xml:space="preserve">
xml:space="preserve">
Advertisement
Advertisement

Resident concerned about lasting impact of planned Harford County development; harm reduction important | READER COMMENTARY

Opposing Perryman development

“If you’re going to live, leave a legacy. Make a mark on the world that can’t be erased.”

Maya Angelou’s words are timely as the Perryman community struggles with the proposed development of the Mitchell fields along Canninghouse Road.

Advertisement

These fields are a habitat for eagles, coyotes, foxes and countless other creatures. We mark the seasons by the growth of crops and marvel as fireflies light our way home. Now, the owners and developers are proposing to build five warehouses on these fields.

Is this the kind of environmental legacy we want to leave?

Advertisement
Advertisement

The impact on plants, animals and the Bush River will be devastating. Semi-truck traffic will increase exponentially and the safety of our community as we travel will be in jeopardy. The historic community of Perryman will be surrounded by concrete, roads, noise and light pollution. That’s quite a legacy for the owners of these fields and the developers they have partnered with to leave behind.

While I recognize the owners’ right to sell, and the developer’s right to create plans, I call on them to consider this as an opportunity to create a more positive legacy that the Perryman community will celebrate for generations.

Perhaps we could make provisions for open space, public park amenities, walking trails, water access for boaters, etc. We could create popular community centered places like Anita C. Leight and Merriweather Post have. Their positive impact on the lives of Maryland citizens cannot be measured.

I call on the leaders of this project to make a positive mark on this world that can’t be erased.

Advertisement

Let’s be remembered as people who worked together and thought creatively to preserve land on the Perryman Peninsula for generations to enjoy.

Because it is the right thing to do, and a wonderful legacy to leave behind.

Shelley Mezan, Perryman

Harm reduction important

Thank you for Pamela Wood’s unvarnished reporting on harm reduction (“' We can’t continue on the same path,’” Dec. 1). It’s understandable that some policymakers believe that it doesn’t make sense to provide syringes and other supplies to people who use dangerous drugs like heroin, fentanyl, crystal meth, and other substances. I used to believe that too.

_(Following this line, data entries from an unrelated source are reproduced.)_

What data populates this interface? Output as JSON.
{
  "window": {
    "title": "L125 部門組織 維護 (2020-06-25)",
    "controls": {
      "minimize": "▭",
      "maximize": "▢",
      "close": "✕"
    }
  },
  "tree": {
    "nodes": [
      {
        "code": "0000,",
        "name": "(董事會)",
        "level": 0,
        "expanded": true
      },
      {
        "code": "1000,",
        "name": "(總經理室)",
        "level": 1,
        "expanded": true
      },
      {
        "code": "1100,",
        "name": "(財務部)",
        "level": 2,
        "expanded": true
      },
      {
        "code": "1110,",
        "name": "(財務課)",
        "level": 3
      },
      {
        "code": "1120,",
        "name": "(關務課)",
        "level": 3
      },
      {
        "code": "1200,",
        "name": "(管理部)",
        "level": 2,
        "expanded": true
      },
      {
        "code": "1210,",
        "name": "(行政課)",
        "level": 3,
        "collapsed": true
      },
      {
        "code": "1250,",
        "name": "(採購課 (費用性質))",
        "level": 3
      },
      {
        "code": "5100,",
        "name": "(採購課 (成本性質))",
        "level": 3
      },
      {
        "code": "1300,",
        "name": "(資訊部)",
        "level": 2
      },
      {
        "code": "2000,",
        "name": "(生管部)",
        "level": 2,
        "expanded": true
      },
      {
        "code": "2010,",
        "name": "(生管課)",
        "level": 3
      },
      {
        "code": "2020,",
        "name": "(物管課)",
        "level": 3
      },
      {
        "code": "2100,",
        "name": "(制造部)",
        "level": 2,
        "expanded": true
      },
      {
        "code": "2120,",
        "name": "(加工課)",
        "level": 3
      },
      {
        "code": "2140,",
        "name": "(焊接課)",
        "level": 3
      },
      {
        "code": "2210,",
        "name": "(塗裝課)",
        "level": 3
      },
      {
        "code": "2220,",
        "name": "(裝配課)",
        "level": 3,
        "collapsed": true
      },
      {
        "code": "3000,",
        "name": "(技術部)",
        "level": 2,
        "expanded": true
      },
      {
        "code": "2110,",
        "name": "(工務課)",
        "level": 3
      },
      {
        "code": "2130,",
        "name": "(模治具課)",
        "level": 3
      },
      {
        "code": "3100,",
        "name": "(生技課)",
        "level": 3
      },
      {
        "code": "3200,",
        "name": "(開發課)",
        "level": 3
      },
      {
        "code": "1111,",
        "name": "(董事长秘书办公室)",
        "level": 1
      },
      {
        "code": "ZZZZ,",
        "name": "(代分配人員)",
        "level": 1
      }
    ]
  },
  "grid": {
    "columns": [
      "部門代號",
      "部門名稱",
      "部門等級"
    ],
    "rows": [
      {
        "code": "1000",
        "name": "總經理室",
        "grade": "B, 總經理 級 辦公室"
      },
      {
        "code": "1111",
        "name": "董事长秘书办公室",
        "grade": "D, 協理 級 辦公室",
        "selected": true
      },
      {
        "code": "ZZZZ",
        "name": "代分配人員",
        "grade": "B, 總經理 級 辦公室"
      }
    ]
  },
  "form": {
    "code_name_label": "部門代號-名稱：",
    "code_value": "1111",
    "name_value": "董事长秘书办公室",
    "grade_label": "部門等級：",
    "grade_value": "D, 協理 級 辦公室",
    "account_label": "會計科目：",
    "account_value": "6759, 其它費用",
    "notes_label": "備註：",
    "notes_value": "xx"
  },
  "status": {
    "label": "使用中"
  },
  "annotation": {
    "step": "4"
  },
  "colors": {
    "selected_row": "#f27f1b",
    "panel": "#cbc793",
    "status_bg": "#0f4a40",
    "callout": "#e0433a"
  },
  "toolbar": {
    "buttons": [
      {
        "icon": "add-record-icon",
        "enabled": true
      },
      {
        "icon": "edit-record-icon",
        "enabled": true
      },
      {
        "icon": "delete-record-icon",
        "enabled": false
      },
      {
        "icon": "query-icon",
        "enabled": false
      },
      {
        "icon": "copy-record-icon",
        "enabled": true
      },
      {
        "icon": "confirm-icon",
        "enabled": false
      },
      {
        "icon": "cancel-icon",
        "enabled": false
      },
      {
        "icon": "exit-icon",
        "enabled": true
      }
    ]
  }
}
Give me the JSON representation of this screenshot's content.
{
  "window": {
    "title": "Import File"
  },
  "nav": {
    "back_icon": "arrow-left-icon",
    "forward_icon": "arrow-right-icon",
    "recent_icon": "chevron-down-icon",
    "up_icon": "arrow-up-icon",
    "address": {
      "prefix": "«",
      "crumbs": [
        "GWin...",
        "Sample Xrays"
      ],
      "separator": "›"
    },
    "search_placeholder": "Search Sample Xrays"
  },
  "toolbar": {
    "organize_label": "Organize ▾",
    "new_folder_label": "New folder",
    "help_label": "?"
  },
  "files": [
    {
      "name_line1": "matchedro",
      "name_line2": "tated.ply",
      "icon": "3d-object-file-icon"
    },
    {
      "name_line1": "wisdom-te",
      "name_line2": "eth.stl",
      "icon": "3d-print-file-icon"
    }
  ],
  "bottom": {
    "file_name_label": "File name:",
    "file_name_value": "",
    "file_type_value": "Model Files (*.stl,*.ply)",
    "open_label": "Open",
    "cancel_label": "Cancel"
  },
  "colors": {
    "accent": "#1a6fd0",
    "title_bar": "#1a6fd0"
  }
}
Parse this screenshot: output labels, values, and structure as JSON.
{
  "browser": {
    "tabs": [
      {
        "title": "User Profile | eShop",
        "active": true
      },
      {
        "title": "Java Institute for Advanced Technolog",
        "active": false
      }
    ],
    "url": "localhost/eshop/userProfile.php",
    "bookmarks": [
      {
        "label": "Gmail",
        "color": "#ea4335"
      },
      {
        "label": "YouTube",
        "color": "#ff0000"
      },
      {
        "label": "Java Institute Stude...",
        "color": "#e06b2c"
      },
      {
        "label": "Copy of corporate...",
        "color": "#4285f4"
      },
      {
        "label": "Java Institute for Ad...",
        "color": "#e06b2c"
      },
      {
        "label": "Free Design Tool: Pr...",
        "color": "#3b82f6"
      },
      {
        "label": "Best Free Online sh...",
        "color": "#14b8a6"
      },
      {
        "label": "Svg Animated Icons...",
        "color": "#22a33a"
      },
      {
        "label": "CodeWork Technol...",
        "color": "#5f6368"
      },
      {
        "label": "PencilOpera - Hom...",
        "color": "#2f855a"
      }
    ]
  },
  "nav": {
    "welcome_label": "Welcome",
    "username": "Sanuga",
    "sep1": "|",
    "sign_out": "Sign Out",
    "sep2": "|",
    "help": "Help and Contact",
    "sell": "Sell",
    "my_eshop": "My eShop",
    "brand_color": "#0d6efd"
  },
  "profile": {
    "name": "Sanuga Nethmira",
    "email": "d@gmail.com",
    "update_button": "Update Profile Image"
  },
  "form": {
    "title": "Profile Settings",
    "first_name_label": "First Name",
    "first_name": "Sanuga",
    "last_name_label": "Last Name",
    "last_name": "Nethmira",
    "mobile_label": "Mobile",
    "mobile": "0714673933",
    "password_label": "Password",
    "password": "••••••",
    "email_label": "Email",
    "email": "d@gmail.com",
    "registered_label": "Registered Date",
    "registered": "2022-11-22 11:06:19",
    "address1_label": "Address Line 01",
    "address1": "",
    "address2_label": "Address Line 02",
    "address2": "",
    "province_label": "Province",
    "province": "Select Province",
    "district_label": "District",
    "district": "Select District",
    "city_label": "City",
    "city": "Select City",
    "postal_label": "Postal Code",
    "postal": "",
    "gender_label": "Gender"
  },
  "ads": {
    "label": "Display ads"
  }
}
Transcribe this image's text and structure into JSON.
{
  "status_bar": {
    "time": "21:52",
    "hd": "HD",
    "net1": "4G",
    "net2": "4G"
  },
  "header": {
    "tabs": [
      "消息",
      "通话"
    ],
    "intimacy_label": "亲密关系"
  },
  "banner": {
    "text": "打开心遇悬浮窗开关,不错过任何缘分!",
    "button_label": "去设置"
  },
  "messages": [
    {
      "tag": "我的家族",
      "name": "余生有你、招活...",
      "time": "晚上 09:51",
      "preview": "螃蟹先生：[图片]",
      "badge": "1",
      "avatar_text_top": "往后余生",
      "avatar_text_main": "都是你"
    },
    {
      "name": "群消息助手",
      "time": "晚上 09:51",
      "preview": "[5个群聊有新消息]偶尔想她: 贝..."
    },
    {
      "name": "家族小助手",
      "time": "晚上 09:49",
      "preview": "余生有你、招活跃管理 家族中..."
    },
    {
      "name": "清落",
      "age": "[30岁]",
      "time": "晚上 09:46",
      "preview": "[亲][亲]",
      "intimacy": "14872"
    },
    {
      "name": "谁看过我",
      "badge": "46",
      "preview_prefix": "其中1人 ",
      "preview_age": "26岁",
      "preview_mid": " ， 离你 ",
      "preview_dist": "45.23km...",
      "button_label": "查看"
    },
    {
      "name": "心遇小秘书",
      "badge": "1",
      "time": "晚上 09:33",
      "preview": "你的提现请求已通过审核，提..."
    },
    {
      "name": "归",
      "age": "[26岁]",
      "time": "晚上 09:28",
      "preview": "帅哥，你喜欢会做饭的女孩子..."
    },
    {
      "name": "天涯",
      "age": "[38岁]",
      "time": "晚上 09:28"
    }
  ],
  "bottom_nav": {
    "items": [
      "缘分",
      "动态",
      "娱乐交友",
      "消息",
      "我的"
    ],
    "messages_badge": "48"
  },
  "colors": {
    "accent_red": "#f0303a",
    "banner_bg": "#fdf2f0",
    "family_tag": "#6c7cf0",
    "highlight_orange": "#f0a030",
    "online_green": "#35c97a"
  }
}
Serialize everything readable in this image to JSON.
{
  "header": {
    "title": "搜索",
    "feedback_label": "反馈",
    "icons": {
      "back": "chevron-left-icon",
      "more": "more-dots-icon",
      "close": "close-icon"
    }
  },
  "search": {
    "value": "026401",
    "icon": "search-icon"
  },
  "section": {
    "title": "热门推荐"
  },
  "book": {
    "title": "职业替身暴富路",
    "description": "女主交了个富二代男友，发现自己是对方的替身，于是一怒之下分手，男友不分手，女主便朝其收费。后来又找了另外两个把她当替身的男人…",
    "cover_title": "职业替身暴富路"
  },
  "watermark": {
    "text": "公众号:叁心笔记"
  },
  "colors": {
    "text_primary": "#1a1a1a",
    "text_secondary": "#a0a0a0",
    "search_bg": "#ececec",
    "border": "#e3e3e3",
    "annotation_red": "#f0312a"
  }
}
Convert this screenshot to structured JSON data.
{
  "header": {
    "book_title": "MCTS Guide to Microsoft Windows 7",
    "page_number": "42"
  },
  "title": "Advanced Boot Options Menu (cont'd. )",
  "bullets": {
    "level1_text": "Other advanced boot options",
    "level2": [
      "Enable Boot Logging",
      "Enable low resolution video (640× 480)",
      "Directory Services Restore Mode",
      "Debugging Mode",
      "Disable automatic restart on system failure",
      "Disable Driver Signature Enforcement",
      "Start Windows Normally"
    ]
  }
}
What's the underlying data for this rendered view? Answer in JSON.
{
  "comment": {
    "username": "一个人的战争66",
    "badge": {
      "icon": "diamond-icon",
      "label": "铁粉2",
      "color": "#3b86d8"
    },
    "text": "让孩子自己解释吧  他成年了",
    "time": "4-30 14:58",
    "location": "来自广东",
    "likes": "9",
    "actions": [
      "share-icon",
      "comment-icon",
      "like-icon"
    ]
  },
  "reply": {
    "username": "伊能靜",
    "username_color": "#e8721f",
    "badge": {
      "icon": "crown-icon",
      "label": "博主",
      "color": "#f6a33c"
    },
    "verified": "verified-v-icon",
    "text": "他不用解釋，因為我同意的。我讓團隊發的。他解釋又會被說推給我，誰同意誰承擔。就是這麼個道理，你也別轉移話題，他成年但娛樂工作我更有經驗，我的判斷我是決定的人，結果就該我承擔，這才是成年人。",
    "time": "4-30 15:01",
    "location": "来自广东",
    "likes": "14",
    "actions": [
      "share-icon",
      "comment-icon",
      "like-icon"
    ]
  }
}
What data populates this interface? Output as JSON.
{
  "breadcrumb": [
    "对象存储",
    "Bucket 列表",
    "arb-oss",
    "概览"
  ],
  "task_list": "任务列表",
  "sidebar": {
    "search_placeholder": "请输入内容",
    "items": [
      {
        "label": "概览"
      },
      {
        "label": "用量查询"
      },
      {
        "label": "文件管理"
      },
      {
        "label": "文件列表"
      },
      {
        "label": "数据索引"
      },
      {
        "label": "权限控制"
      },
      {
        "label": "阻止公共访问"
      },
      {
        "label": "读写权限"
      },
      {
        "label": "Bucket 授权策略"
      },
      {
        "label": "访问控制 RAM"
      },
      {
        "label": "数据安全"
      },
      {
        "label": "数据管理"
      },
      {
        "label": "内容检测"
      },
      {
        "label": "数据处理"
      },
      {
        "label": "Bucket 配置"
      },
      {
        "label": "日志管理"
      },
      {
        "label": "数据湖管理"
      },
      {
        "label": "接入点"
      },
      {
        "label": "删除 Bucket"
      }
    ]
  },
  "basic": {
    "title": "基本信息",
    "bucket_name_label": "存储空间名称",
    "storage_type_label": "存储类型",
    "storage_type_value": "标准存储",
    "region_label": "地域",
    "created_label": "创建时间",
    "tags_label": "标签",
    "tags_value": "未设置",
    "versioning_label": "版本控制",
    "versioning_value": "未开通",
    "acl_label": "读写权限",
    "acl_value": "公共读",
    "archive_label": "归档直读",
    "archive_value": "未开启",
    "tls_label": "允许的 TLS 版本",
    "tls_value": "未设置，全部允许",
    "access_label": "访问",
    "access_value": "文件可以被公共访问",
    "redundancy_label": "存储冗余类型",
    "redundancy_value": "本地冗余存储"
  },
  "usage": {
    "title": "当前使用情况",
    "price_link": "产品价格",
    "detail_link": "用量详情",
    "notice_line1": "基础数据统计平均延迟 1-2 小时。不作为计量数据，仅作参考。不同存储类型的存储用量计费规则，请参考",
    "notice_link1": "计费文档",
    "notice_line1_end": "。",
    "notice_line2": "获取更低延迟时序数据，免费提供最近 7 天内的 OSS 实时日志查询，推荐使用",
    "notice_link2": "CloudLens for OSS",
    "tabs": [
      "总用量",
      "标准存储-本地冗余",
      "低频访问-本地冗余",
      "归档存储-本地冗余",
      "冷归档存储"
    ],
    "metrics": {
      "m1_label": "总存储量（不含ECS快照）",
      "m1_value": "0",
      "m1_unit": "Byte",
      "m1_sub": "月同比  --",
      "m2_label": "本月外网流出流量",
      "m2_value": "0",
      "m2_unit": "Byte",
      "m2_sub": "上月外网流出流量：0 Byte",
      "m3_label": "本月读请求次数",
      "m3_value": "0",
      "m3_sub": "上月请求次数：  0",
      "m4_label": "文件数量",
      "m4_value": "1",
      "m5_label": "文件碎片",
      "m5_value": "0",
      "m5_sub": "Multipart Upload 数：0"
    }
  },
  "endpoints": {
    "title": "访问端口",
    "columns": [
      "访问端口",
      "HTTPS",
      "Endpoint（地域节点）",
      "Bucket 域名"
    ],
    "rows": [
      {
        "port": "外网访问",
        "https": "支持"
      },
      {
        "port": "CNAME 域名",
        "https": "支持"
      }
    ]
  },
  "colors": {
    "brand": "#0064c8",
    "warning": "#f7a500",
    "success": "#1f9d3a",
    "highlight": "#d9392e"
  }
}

Two reasons — one from my experiences in working at Voices of Hope in Elkton, the other from my careful review of evidence from the Centers for Disease Control and Prevention — have educated me on the day-to-day realities and trauma of people with the disease of substance use disorder. An evolution of my thinking started with the understanding that substance use disorder (drug addiction) is, in fact, a disease.

The National Institute on Drug Abuse defines drug addiction as “a chronic, relapsing brain disease that is characterized by compulsive drug seeking and use, despite harmful consequences. It is considered a brain disease because drugs change the brain — they change its structure and how it works.” I learned that substance use disorder is not the result of poor morals or character weakness but is a diagnosable disease.

This fact shifts our public policy, law enforcement and health care emphases from incarceration to treatment options. These include medications and harm reduction strategies. Simply stated, harm reduction refers to a set of principles and evidence-based practices that reduce the risk and minimize the negative effects of drug use.

As a peer recovery specialist at Voices of Hope in Cecil County, one of the 16 certified syringe service programs in Maryland, I have the privilege of using harm reduction strategies to help people who want and need help. Uninformed critics may see this as coddling addicts or promoting addiction. I see it as helping people stay alive so that Voices of Hope can help them adopt safer behaviors and healthier lifestyles.

The evidence and program evaluations that syringe service programs are effective is strong. People who regularly participate in these programs are five times more likely to enter treatment for a substance use disorder and nearly three times as likely to report reducing or stopping their injection drug use.

The CDC also reports that syringe service programs reduce the incidence of HIV, hepatitis C and do not increase drug use or crime.

Harm reduction services are a pathway to recovery. When people ask my co-workers and me for syringe service programs supplies, we know that we are helping them to live another day. Where there is life, there is hope.

Don Mathis, Havre de Grace

The writer is a peer recovery specialist with Voices of Hope

Advertisement
Advertisement
Advertisement
Advertisement
Advertisement
Advertisement
Advertisement